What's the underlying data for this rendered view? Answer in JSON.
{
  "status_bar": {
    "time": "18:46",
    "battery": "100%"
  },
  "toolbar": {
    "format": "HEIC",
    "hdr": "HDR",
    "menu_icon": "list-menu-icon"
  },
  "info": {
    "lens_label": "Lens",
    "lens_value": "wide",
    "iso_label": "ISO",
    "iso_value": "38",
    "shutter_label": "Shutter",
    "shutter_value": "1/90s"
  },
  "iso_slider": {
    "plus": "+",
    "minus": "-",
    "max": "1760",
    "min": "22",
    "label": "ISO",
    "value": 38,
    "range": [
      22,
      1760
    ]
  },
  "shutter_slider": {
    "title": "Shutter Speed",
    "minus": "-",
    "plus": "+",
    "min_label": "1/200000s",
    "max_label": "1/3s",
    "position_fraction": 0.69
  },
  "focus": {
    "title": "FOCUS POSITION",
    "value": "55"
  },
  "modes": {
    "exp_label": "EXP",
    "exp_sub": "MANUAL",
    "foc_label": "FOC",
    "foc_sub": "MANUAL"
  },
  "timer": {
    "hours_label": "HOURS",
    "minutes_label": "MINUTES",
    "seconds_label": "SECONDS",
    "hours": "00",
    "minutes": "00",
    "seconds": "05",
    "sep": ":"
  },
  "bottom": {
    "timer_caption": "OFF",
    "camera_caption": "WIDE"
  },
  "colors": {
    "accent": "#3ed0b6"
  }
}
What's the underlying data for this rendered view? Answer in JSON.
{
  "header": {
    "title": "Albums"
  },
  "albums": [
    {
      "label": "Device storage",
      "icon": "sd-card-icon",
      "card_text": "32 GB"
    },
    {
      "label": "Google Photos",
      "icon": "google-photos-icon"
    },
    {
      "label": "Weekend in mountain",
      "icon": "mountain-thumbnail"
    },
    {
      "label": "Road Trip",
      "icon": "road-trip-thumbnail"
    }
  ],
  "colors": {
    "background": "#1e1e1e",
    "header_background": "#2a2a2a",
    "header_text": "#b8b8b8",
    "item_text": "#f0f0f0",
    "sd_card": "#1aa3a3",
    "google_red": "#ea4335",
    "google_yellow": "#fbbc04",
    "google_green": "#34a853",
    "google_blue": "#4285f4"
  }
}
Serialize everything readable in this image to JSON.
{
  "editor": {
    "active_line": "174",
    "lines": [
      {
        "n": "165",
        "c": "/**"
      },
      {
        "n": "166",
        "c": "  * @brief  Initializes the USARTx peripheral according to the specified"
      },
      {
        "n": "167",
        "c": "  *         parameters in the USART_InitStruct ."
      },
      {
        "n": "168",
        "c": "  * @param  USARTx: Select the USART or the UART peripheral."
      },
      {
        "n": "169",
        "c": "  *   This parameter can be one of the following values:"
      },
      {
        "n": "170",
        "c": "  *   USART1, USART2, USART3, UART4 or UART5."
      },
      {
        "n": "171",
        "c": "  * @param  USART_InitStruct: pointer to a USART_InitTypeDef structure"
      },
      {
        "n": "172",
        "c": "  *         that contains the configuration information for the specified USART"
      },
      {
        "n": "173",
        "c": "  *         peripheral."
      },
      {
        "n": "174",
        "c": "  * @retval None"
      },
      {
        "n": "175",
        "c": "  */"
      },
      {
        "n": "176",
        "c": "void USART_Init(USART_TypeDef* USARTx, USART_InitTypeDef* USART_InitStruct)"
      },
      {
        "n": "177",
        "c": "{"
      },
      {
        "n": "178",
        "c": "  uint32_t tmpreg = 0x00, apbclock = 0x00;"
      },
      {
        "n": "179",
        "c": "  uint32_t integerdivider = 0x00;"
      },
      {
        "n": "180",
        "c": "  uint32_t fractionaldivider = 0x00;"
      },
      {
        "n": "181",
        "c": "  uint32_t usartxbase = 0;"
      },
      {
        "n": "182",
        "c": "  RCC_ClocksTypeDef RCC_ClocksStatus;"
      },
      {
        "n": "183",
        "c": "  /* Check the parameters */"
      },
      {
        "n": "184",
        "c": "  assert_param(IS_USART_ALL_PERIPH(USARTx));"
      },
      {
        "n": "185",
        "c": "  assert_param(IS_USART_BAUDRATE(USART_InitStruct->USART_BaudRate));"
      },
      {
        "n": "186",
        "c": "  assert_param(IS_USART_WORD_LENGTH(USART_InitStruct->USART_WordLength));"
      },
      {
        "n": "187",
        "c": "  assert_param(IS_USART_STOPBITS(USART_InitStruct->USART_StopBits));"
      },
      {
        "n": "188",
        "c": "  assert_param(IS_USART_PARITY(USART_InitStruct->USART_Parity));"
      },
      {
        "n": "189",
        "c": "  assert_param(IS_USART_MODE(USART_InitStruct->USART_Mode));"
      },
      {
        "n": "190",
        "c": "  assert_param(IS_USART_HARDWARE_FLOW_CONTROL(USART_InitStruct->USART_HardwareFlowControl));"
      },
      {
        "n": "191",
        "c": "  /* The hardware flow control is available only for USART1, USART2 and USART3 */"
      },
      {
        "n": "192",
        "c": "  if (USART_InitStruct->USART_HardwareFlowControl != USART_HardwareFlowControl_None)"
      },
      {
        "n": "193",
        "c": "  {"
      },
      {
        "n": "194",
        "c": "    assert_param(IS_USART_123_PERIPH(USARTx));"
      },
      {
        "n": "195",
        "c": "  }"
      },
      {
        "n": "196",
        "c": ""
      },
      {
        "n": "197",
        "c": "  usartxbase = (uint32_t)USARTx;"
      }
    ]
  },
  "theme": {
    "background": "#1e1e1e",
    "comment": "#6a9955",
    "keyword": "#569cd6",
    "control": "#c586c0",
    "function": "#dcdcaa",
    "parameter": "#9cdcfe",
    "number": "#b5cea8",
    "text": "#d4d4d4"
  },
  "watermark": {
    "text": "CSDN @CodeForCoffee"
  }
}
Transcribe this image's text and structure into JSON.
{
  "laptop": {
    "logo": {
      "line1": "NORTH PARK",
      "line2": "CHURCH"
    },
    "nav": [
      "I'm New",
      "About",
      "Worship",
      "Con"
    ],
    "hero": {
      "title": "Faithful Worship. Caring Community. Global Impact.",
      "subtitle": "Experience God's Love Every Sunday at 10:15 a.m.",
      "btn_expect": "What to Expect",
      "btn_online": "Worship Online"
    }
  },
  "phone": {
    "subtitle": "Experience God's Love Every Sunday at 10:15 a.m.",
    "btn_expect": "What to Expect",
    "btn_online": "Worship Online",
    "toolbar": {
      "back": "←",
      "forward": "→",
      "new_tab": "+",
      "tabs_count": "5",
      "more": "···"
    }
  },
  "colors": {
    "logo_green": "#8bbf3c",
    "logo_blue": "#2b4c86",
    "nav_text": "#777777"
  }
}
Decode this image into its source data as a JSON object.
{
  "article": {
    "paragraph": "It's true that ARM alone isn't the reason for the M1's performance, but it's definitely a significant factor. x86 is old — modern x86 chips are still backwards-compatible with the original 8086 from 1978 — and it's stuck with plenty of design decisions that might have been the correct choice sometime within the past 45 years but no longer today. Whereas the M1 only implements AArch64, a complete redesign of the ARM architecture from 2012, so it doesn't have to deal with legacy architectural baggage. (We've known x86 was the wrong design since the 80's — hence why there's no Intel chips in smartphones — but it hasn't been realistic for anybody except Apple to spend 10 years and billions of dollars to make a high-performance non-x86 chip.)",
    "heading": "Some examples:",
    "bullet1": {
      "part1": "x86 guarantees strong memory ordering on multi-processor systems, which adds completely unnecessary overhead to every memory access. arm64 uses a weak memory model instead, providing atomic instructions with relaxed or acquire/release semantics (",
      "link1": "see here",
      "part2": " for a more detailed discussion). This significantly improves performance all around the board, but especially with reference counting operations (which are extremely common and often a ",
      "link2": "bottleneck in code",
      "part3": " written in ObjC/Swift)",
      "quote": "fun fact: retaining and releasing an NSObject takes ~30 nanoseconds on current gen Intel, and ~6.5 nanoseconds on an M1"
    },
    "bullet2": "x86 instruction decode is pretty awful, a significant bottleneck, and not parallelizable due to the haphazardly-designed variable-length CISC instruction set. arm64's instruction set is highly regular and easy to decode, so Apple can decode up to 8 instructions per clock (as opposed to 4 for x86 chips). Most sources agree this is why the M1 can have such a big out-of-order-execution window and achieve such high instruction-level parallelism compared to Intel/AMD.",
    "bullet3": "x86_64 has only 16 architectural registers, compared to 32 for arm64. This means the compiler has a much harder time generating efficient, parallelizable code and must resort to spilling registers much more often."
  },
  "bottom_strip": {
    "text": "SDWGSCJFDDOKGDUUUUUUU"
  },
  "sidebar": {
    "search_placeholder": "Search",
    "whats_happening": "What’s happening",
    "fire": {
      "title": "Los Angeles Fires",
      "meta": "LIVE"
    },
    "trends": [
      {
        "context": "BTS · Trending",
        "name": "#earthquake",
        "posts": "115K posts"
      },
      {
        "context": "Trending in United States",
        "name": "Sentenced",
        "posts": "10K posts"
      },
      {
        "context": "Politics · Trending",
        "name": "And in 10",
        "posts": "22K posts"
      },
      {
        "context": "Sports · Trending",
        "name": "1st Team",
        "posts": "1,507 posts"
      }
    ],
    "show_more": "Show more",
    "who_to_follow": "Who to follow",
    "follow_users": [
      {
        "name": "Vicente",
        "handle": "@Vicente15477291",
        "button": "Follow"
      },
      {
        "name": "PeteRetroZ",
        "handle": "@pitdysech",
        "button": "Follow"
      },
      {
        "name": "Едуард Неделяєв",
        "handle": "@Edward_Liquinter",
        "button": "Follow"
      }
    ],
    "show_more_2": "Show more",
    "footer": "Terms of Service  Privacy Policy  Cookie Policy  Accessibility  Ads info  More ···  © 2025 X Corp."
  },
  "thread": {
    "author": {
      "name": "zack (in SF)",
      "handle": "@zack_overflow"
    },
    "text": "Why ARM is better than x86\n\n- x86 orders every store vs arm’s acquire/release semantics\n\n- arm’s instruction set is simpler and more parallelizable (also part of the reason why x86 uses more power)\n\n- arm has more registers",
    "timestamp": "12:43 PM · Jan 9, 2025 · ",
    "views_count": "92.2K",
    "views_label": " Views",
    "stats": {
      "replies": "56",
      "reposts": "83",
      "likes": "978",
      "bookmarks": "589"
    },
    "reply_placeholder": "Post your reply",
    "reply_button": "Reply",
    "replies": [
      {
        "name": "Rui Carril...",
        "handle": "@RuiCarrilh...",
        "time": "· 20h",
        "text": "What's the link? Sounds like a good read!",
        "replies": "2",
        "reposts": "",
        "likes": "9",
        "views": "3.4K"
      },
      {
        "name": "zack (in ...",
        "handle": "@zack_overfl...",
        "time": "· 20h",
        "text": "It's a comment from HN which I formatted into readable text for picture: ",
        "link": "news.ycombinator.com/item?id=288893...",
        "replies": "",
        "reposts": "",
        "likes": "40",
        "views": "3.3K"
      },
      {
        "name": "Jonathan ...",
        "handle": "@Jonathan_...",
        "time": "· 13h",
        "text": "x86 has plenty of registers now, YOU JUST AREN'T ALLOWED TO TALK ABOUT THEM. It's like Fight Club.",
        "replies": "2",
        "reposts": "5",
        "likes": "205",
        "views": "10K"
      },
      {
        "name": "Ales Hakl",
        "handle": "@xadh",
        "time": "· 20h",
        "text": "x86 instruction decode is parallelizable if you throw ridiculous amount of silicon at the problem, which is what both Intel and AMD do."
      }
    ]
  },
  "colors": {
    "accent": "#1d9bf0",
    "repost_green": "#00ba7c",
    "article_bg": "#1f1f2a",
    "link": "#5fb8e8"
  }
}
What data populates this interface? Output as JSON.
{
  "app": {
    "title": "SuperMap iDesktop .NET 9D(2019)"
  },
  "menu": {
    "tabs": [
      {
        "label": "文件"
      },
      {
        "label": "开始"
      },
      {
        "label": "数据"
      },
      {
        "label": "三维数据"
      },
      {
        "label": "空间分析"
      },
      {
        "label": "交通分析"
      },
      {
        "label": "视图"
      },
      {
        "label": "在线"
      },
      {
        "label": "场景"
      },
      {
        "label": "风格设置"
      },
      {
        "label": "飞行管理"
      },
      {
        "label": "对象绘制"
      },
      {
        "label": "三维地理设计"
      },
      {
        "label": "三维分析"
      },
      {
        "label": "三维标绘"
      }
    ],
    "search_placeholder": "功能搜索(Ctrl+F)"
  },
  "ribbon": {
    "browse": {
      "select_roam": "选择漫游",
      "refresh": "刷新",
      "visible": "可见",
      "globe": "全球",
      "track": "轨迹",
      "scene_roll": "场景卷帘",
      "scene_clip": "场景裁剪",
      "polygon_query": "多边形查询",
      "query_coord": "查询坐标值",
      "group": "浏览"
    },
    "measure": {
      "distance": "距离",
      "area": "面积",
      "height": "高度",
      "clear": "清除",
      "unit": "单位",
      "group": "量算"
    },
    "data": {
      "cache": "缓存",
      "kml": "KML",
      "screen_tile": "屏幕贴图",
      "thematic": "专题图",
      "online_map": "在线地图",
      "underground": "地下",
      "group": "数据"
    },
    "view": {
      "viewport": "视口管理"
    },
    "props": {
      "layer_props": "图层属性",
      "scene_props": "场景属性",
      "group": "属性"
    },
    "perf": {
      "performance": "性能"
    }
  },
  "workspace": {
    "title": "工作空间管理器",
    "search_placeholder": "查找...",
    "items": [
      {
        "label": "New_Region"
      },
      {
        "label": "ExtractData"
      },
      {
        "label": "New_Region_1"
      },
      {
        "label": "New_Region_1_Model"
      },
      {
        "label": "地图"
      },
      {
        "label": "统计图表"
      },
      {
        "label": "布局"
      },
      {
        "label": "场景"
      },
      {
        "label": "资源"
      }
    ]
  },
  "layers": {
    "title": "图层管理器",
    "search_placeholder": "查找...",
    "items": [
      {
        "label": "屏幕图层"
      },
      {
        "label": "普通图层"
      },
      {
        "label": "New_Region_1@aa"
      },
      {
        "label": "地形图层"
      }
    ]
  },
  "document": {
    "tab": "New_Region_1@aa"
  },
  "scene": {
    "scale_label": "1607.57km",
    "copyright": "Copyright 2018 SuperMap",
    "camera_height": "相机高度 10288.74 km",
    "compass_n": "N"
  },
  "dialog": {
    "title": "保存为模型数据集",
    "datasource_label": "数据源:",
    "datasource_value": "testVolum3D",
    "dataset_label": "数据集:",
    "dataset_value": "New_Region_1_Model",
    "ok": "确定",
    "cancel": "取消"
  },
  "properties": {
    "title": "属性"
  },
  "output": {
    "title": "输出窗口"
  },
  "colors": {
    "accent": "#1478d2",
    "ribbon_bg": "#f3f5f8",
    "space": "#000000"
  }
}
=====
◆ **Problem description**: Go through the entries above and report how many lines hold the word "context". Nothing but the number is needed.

◆ **Solution to the exercise**: 4